The sheer volume of data and information that require handling, processing, and analysis is growing at an exponential rate across industries. The scale and scope of changes that big data brings are greatly expanding as technology accelerates structured and unstructured data collection; these changes provide increasing information accessibility and management challenges when attempting to derive meaning, enable sense-making, and generate knowledge. Decision support systems are typically used to support the communication of inherent meaning within large data sets. The overall goal of information visualization, regardless of implementation environment, is to enable rapid cognition without the manual scanning of detailed data sets often found in traditional information presentation solutions such as decision support systems.
Information visualizations set the context for data exploration.

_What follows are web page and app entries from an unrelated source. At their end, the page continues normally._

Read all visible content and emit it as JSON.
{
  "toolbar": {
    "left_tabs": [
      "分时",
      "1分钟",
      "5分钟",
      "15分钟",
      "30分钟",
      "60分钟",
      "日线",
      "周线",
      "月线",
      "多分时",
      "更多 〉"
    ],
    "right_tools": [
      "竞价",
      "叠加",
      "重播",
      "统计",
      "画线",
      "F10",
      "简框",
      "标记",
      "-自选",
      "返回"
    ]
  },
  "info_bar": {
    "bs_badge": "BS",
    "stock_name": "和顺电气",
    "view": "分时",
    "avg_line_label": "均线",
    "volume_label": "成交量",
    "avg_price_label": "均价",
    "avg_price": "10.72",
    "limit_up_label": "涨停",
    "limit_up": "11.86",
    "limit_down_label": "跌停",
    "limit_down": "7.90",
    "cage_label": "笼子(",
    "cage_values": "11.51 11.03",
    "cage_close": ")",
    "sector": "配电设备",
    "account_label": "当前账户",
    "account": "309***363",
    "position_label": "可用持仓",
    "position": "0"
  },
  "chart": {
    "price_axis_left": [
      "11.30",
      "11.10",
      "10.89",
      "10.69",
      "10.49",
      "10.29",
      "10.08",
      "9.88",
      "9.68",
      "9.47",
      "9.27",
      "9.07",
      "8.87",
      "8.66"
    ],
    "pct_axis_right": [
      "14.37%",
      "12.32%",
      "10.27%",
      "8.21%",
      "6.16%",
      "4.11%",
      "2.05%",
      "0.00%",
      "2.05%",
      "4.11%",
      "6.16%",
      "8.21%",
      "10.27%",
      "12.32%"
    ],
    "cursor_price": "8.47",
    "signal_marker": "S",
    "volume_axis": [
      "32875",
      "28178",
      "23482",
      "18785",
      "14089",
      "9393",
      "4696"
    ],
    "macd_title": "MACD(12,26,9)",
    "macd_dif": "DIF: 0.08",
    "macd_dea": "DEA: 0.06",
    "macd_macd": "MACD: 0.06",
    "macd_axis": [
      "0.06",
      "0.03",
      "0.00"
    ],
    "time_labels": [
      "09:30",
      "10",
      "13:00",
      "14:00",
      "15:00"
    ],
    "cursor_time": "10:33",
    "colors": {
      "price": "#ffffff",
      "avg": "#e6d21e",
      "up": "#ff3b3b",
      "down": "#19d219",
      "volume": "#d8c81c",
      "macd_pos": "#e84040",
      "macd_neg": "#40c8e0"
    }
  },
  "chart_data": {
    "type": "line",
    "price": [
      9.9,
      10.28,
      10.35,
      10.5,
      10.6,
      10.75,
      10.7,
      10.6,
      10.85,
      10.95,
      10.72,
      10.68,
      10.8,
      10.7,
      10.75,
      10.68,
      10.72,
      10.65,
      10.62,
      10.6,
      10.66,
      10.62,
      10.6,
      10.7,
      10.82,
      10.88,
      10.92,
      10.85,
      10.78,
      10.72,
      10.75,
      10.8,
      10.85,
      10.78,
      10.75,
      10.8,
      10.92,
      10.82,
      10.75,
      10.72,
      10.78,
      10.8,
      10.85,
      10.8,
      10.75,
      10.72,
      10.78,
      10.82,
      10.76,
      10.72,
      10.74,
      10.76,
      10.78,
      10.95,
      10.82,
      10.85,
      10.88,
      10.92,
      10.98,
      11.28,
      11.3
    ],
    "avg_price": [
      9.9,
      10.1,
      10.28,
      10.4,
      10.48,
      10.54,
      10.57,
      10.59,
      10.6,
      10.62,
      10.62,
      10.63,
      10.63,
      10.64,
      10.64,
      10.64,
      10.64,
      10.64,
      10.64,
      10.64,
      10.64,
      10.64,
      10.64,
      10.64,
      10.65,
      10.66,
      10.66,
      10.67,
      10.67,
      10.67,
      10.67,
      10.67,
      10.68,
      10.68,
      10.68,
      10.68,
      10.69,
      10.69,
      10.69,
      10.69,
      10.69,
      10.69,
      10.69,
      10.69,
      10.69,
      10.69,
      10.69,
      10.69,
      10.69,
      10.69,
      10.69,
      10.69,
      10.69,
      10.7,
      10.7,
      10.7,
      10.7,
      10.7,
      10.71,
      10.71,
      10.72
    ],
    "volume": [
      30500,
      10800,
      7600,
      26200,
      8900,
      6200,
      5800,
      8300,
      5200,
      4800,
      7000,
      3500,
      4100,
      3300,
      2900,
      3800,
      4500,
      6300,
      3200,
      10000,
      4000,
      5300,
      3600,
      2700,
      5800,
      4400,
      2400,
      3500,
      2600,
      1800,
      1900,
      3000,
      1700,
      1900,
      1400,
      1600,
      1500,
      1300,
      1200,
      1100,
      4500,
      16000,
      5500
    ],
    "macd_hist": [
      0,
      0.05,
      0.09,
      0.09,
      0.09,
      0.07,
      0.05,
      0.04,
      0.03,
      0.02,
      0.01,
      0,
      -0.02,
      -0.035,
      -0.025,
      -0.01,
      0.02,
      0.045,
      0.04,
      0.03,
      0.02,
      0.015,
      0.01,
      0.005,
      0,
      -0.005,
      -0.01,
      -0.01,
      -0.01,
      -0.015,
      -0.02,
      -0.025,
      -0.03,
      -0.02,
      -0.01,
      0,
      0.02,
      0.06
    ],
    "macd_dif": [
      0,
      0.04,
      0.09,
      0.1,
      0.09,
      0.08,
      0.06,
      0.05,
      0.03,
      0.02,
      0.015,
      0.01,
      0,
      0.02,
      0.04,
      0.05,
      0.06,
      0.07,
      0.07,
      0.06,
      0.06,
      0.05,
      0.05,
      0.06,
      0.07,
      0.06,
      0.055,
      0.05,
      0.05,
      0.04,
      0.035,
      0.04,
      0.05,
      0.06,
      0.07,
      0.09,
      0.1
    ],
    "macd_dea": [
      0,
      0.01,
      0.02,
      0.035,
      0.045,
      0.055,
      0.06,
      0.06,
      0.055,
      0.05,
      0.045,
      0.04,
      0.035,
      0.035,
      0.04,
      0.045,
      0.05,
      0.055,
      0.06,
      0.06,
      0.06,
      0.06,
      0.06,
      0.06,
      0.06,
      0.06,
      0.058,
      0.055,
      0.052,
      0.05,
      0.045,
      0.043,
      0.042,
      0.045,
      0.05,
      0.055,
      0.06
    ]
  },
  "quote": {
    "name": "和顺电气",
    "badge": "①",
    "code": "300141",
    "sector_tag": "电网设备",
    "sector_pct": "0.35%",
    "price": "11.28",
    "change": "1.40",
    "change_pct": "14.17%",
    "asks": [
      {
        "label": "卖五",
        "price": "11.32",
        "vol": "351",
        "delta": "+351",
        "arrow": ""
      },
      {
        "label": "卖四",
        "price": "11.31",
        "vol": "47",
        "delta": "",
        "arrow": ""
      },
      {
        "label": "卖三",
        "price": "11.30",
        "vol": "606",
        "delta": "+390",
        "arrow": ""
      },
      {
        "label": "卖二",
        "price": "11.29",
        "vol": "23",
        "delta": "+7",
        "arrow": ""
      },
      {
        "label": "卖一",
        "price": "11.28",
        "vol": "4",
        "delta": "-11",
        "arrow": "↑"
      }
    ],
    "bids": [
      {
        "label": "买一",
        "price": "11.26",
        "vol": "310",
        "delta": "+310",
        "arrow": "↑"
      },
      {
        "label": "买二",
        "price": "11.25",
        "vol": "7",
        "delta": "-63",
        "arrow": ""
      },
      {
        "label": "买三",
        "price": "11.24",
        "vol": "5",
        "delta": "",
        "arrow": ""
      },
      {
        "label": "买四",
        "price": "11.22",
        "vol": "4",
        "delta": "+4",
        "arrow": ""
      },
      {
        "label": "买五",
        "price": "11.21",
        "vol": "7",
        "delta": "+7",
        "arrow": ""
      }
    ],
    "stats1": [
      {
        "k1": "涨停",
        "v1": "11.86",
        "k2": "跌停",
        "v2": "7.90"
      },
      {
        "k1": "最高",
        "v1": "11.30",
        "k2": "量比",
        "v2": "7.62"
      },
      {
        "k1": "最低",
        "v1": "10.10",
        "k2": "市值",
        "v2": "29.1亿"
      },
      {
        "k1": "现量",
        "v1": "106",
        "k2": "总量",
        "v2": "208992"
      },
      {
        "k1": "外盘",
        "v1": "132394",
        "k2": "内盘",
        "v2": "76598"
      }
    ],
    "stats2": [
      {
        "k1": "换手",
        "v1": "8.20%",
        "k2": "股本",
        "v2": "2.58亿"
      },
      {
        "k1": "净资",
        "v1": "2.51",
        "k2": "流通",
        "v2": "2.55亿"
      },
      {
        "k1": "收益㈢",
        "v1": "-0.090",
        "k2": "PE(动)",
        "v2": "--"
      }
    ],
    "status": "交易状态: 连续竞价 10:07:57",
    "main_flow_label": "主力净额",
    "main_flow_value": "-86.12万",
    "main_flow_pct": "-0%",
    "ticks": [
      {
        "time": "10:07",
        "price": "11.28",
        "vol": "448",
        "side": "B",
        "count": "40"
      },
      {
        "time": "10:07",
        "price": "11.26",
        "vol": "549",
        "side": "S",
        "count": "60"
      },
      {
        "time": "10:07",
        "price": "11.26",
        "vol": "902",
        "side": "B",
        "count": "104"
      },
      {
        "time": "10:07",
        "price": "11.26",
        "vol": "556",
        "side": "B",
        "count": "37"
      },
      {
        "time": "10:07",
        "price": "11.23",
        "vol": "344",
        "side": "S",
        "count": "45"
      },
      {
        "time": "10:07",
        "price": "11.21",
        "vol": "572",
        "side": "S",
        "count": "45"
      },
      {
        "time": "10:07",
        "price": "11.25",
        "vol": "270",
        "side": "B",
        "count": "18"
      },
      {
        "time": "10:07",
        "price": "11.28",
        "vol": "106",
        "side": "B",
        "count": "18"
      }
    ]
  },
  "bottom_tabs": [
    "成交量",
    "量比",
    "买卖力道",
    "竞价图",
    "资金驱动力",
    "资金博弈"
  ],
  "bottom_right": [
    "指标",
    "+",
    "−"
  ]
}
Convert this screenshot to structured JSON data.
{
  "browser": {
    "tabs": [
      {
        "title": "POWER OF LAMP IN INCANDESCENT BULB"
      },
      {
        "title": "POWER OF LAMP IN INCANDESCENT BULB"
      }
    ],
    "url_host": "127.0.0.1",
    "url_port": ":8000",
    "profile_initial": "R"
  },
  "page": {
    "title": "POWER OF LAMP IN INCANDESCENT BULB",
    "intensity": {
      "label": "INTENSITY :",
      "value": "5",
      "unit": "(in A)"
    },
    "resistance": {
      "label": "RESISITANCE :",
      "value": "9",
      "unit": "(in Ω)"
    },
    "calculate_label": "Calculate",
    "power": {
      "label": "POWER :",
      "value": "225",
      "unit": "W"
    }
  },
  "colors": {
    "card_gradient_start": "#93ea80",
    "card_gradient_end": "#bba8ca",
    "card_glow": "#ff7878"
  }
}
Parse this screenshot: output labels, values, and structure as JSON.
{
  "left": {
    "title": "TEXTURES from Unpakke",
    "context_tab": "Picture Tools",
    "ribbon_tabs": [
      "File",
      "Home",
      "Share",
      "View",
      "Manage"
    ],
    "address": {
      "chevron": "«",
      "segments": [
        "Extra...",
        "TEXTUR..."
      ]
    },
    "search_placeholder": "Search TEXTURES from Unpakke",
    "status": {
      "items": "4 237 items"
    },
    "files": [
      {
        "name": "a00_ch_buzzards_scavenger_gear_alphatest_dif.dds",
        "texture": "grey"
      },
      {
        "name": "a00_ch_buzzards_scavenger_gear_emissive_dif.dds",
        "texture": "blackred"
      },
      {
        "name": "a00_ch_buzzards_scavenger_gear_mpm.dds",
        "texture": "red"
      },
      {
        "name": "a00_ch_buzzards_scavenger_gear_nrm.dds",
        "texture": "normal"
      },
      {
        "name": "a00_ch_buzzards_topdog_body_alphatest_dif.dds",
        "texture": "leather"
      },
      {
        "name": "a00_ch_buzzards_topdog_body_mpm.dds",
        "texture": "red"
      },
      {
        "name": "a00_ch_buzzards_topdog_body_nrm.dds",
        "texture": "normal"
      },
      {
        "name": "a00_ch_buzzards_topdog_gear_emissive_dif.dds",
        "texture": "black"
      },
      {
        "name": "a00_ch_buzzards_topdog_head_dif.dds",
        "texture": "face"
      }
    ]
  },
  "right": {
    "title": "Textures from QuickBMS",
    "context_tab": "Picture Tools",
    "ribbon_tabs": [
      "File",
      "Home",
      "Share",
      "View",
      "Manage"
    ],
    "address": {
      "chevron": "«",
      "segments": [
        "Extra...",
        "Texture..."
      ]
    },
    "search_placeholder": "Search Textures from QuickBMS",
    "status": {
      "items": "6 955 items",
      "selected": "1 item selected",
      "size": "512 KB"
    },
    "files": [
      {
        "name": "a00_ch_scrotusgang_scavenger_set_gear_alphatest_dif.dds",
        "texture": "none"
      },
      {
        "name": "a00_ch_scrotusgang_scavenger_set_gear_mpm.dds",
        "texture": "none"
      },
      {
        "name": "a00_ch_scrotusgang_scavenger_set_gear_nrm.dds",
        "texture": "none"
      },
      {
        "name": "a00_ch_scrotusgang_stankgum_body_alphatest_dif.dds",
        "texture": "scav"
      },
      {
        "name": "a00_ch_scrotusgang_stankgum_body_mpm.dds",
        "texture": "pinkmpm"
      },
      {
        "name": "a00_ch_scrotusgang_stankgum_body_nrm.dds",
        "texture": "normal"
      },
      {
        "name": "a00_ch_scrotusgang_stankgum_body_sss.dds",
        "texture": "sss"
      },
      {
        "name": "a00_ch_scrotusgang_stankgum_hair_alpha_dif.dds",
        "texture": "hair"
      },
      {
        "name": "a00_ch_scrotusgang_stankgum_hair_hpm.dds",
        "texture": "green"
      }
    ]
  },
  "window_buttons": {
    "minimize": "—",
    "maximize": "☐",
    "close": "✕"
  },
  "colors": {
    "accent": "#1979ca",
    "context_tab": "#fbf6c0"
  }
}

This study identifies (a) information visualization techniques that can support the exploration, discovery, and crystallization of new knowledge based on visual recognition of hidden patterns and structures in big data, and (b) evaluation criteria that can be used to determine the effectiveness of information visualization within a specific information domain. References presented in an annotated bibliography focus on one of four aspects of information visualization: (a) interaction, navigation, and exploration; (b) discovery and practices; (c) design and implementation; and (d) decision support and effectiveness evaluation. A concept map (see Figure 1) demonstrates the relationships among these four aspects.
The primary audience for this annotated bibliography is software development teams challenged with designing and implementing information visualization software that handles large data sets. Figure 2 (from Keim, 2000) provides considerations regarding the categories of visualization techniques best suited for the overall complexity of the data set(s) under investigation.
Data exploration is defined as the process of searching and analyzing databases to find implicit but potentially useful information. Keim (2002) presents a useful tutorial on explorative analysis, noting that such analysis consists of (a) establishing a starting point, (b) defining a process, and (c) generating a result; he provides examples of visualization techniques for each classification, including circle segments and cone trees (see Figures 3 and 4).
Research Paper Author: Brian Fabrizio, knowledge base analyst, Givaudan—2013 University of Oregon, AIM Program Graduate.
Abstract: This annotated bibliography examines information visualization concepts and techniques supporting exploration, discovery, and crystallization of new knowledge based on visual recognition of hidden patterns and structures in big data (Offenhuber, 2010), and effectiveness evaluation methodologies within specific domains. Literature published between 2000–2012 suggests considerations for software development teams tasked with creating information visualization solutions. Results include a taxonomy of terms and concepts, a concept map, and over a dozen images demonstrating visualization techniques.